Observed versus Expected Incidence
Table 4 shows the standardized incidence ratios for myocarditis according to vaccine dose, age group, and sex, as projected from the incidence during the prepandemic period from 2017 through 2019. Myocarditis after the second dose of vaccine had a standardized incidence ratio of 5.34 (95% CI, 4.48 to 6.40), which was driven mostly by the diagnosis of myocarditis in younger male recipients. Among boys and men, the standardized incidence ratio was 13.60 (95% CI, 9.30 to 19.20) for those 16 to 19 years of age, 8.53 (95% CI, 5.57 to 12.50) for those 20 to 24 years, 6.96 (95% CI, 4.25 to 10.75) for those 25 to 29 years, and 2.90 (95% CI, 1.98 to 4.09) for those 30 years of age or older. These substantially increased findings were not observed after the first dose. A sensitivity analysis showed that for male recipients between the ages of 16 and 24 years who had received a second vaccine dose, the observed standardized incidence ratios would have required overreporting of myocarditis by a factor of 4 to 5 on the assumption that the true incidence would not have differed from the expected incidence (Table S4).

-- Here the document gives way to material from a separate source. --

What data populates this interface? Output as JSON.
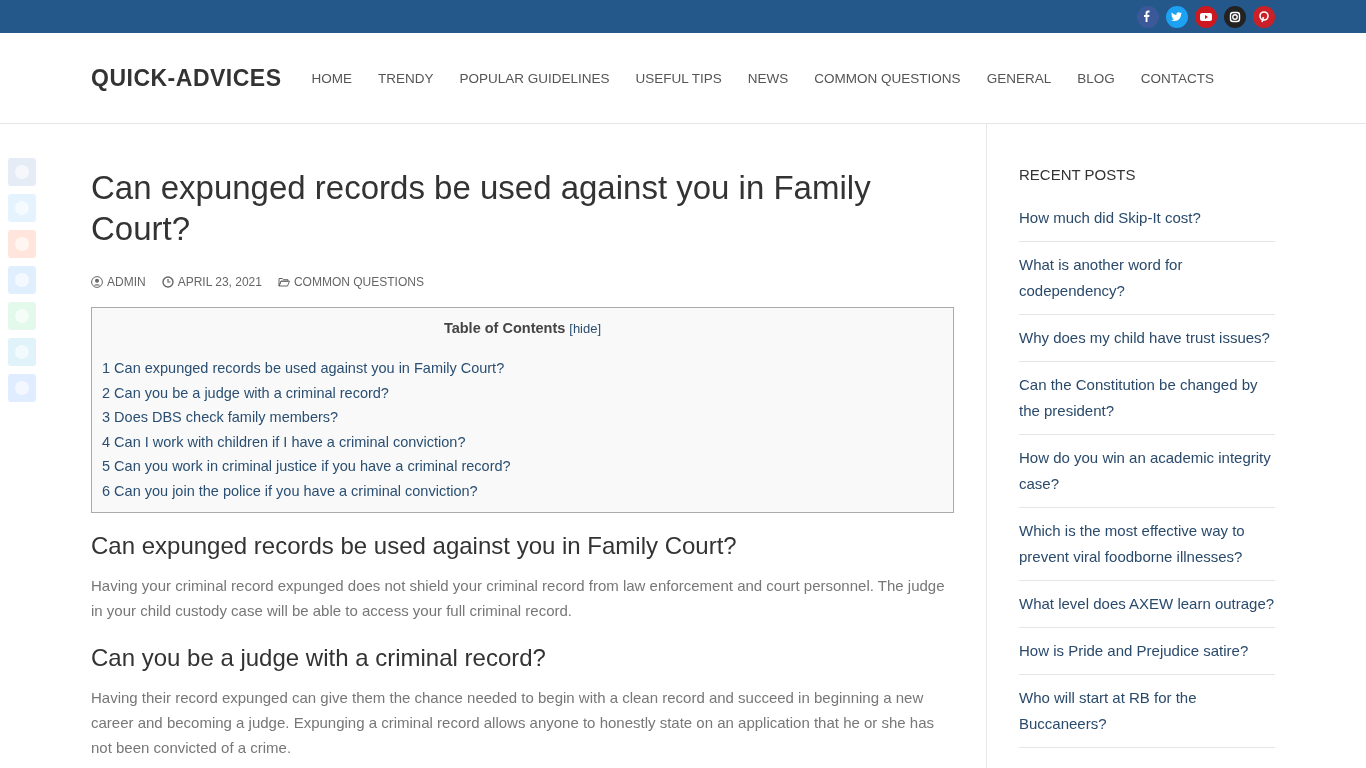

Rate Ratio between Vaccinated and Unvaccinated Persons
Within 30 days after receipt of the second vaccine dose in the general population, the rate ratio for the comparison of the incidence of myocarditis between vaccinated and unvaccinated persons was 2.35 (95% CI, 1.10 to 5.02) according to the Brighton Collaboration classification of definite and probable cases and after adjustment for age and sex. This result was driven mainly by the findings for males in younger age groups, with a rate ratio of 8.96 (95% CI, 4.50 to 17.83) for those between the ages of 16 and 19 years, 6.13 (95% CI, 3.16 to 11.88) for those 20 to 24 years, and 3.58 (95% CI, 1.82 to 7.01) for those 25 to 29 years (Table 5). When follow-up was restricted to 7 days after the second vaccine dose, the analysis results for male recipients between the ages of 16 and 19 years were even stronger than the findings within 30 days (rate ratio, 31.90; 95% CI, 15.88 to 64.08). Concordance of our findings with the Bradford Hill causality criteria is shown in Table S5.